Here are the main reasons House Republicans were a no on the bill:

  • Although the bill would make drug possession a gross misdemeanor on paper, the jail diversion process it proposed would lead to a revolving door, limits prosecutor involvement and is weak on treatment compliance.
  • The bill preempts local jurisdictions’ authority to have regulations regarding possessing, using, or giving out drug paraphernalia, including on establishing needle exchanges.
  • The bill would establish health engagement hubs for children, as well as adults affiliated with syringe service programs and consumption sites.
  • The bill would not require public notice for siting of opioid treatment facilities in local communities.

The governor has urged us to come with an agreement indicating he will call us back into session once a deal is made so we can vote on any new bill. I and my House Republican colleagues are committed to our no votes until the issues raised above are addressed. If there is no agreement or vote before July 1 the current law will expire and Washington will have no statewide law regarding simple drug possession leaving it up to cities and counties to pass their own laws. Several jurisdictions have already introduced those proposals.

The Legislature has had two years to work on a fix to the drug law, so to not have a solution when the session came to a close is shameful. But it would have been more shameful to pass the weak bill from Democrats that included no accountability and would have exacerbated our drug and overdose crisis.

I will keep you updated on the drug possession issue as the situation progresses, In the meantime, I encourage you to review the letter House Republican leaders sent to Gov. Inslee on this issue over the weekend.

You can also get caught up on everything from this session by heading to my website here.

WATCH: Rep. Chris Corry’s latest legislative video update here.

WATCH: All my session videos here.

READ: Letter to Gov. Inslee from House Republican leaders on failure of drug possession bill here.

As always, I invite you to reach out to my office with any questions or concerns.

CONTACT: Rep. Chris Corry here.

The session may be over but I am here for you all year and look forward to hearing from you.

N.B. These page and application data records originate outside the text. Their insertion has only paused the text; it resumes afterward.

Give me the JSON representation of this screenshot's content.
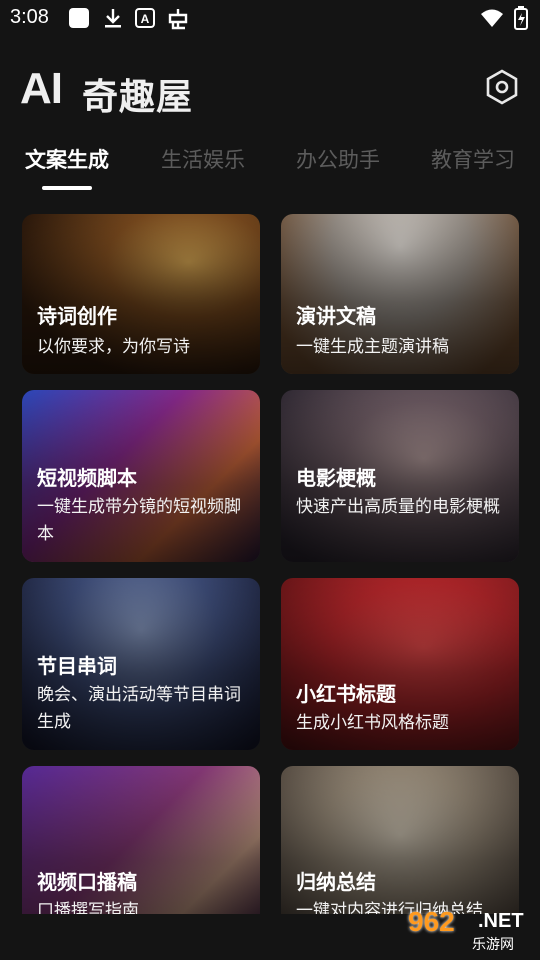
{
  "status_bar": {
    "time": "3:08"
  },
  "header": {
    "logo_ai": "AI",
    "logo_cn": "奇趣屋"
  },
  "tabs": [
    {
      "label": "文案生成",
      "active": true
    },
    {
      "label": "生活娱乐",
      "active": false
    },
    {
      "label": "办公助手",
      "active": false
    },
    {
      "label": "教育学习",
      "active": false
    }
  ],
  "cards": [
    {
      "title": "诗词创作",
      "desc": "以你要求，为你写诗"
    },
    {
      "title": "演讲文稿",
      "desc": "一键生成主题演讲稿"
    },
    {
      "title": "短视频脚本",
      "desc": "一键生成带分镜的短视频脚本"
    },
    {
      "title": "电影梗概",
      "desc": "快速产出高质量的电影梗概"
    },
    {
      "title": "节目串词",
      "desc": "晚会、演出活动等节目串词生成"
    },
    {
      "title": "小红书标题",
      "desc": "生成小红书风格标题"
    },
    {
      "title": "视频口播稿",
      "desc": "口播撰写指南"
    },
    {
      "title": "归纳总结",
      "desc": "一键对内容进行归纳总结"
    }
  ],
  "watermark": {
    "number": "962",
    "suffix": ".NET",
    "name": "乐游网"
  }
}
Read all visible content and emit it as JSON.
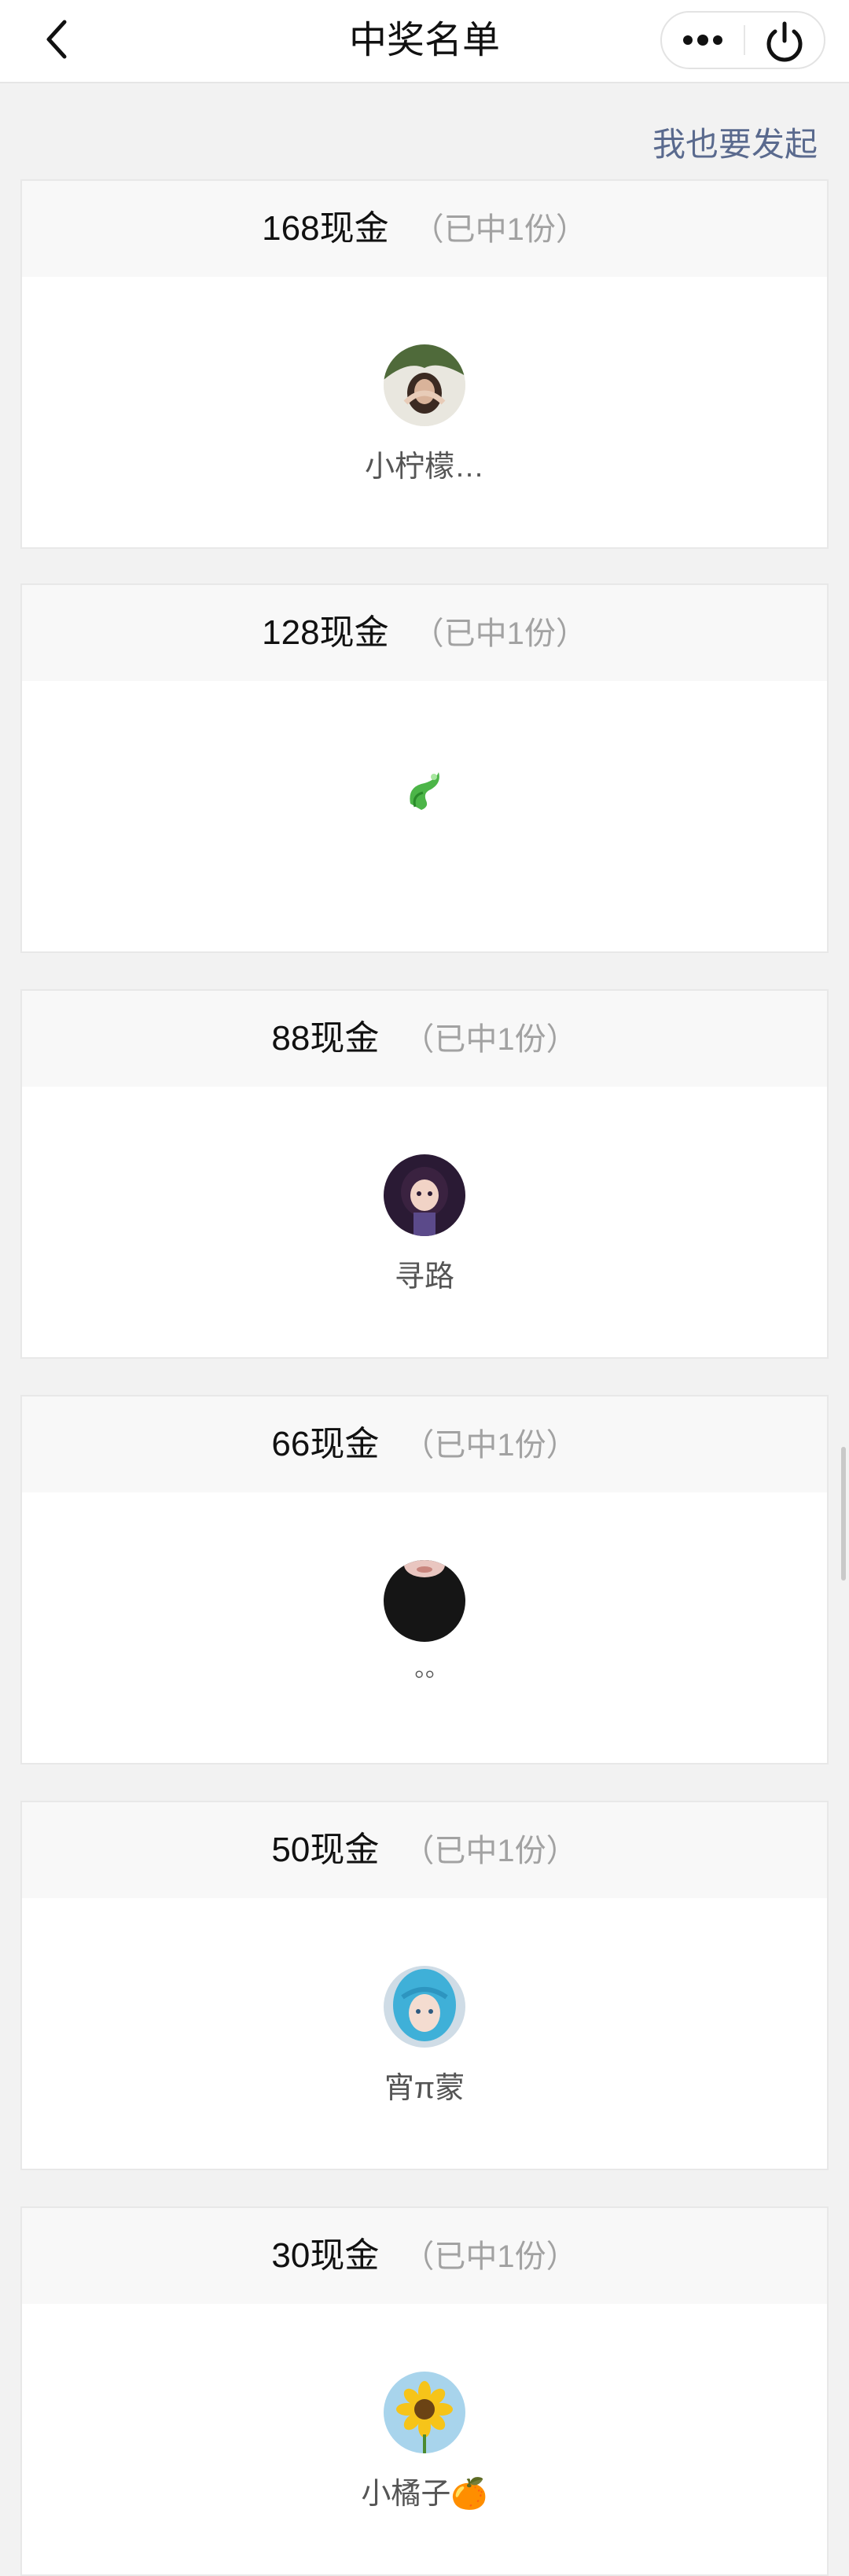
{
  "nav": {
    "title": "中奖名单",
    "back_icon": "chevron-left-icon",
    "more_icon": "more-dots-icon",
    "power_icon": "power-icon"
  },
  "initiate_link": "我也要发起",
  "prizes": [
    {
      "name": "168现金",
      "count": "（已中1份）",
      "winner": "小柠檬…"
    },
    {
      "name": "128现金",
      "count": "（已中1份）",
      "winner": ""
    },
    {
      "name": "88现金",
      "count": "（已中1份）",
      "winner": "寻路"
    },
    {
      "name": "66现金",
      "count": "（已中1份）",
      "winner": "◦◦"
    },
    {
      "name": "50现金",
      "count": "（已中1份）",
      "winner": "宵π蒙"
    },
    {
      "name": "30现金",
      "count": "（已中1份）",
      "winner": "小橘子🍊"
    }
  ]
}
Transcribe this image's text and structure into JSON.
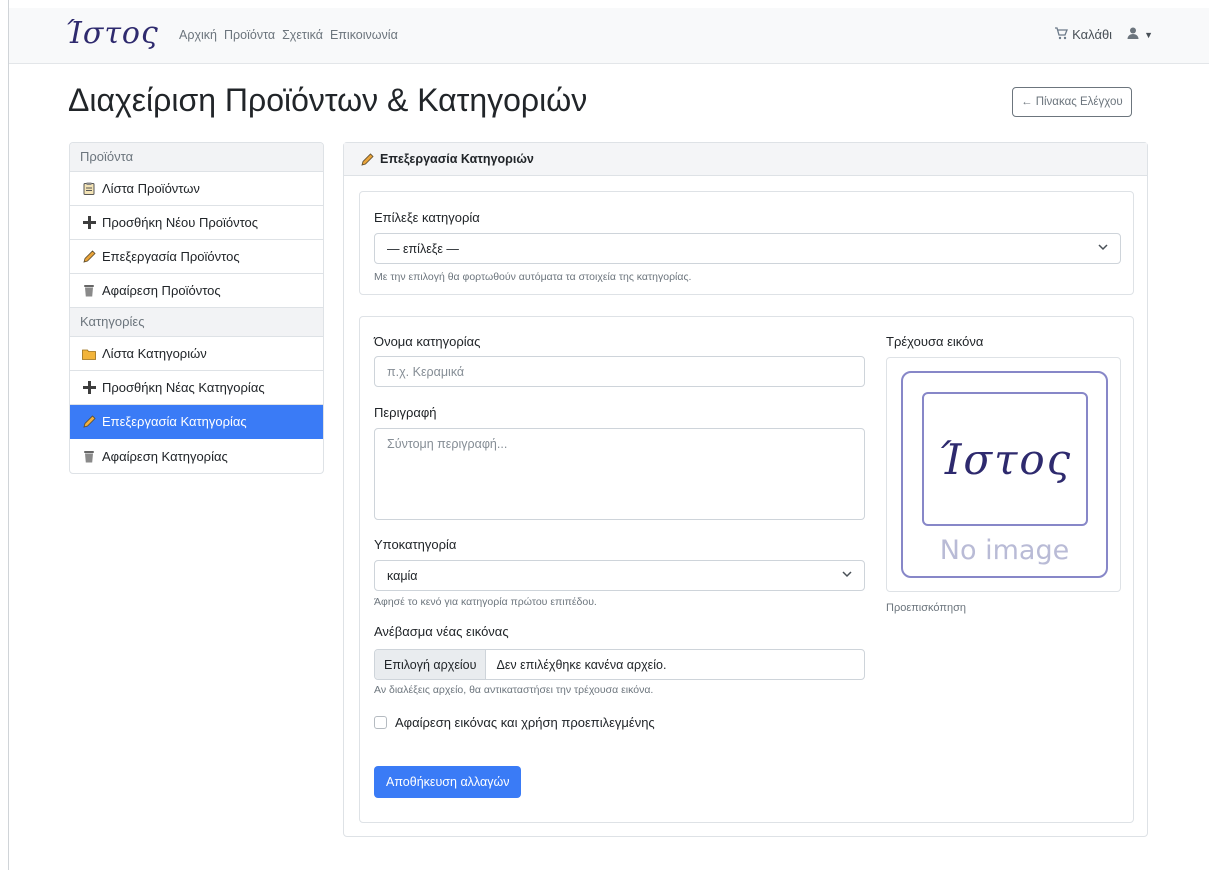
{
  "nav": {
    "brand": "Ίστος",
    "links": [
      "Αρχική",
      "Προϊόντα",
      "Σχετικά",
      "Επικοινωνία"
    ],
    "cart_label": "Καλάθι"
  },
  "header": {
    "title": "Διαχείριση Προϊόντων & Κατηγοριών",
    "dashboard_button": "← Πίνακας Ελέγχου"
  },
  "sidebar": {
    "products_heading": "Προϊόντα",
    "product_items": [
      {
        "label": "Λίστα Προϊόντων",
        "icon": "clipboard-icon"
      },
      {
        "label": "Προσθήκη Νέου Προϊόντος",
        "icon": "plus-icon"
      },
      {
        "label": "Επεξεργασία Προϊόντος",
        "icon": "pencil-icon"
      },
      {
        "label": "Αφαίρεση Προϊόντος",
        "icon": "trash-icon"
      }
    ],
    "categories_heading": "Κατηγορίες",
    "category_items": [
      {
        "label": "Λίστα Κατηγοριών",
        "icon": "folder-icon"
      },
      {
        "label": "Προσθήκη Νέας Κατηγορίας",
        "icon": "plus-icon"
      },
      {
        "label": "Επεξεργασία Κατηγορίας",
        "icon": "pencil-icon",
        "active": true
      },
      {
        "label": "Αφαίρεση Κατηγορίας",
        "icon": "trash-icon"
      }
    ]
  },
  "card": {
    "title": "Επεξεργασία Κατηγοριών",
    "select_category": {
      "label": "Επίλεξε κατηγορία",
      "value": "— επίλεξε —",
      "help": "Με την επιλογή θα φορτωθούν αυτόματα τα στοιχεία της κατηγορίας."
    },
    "name": {
      "label": "Όνομα κατηγορίας",
      "placeholder": "π.χ. Κεραμικά"
    },
    "description": {
      "label": "Περιγραφή",
      "placeholder": "Σύντομη περιγραφή..."
    },
    "subcategory": {
      "label": "Υποκατηγορία",
      "value": "καμία",
      "help": "Άφησέ το κενό για κατηγορία πρώτου επιπέδου."
    },
    "upload": {
      "label": "Ανέβασμα νέας εικόνας",
      "button": "Επιλογή αρχείου",
      "filename": "Δεν επιλέχθηκε κανένα αρχείο.",
      "help": "Αν διαλέξεις αρχείο, θα αντικαταστήσει την τρέχουσα εικόνα."
    },
    "remove_image_checkbox": "Αφαίρεση εικόνας και χρήση προεπιλεγμένης",
    "save_button": "Αποθήκευση αλλαγών",
    "current_image": {
      "label": "Τρέχουσα εικόνα",
      "logo_text": "Ίστος",
      "placeholder_text": "No image",
      "caption": "Προεπισκόπηση"
    }
  },
  "colors": {
    "primary": "#3a7bf6",
    "brand": "#2e2a6e"
  }
}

Chris Corry

State Representative Chris Corry, 14th Legislative District
122F Legislative Building | P.O. Box 40600 | Olympia, WA 98504-0600
(360) 786-7810 | Toll-free: (800) 562-6000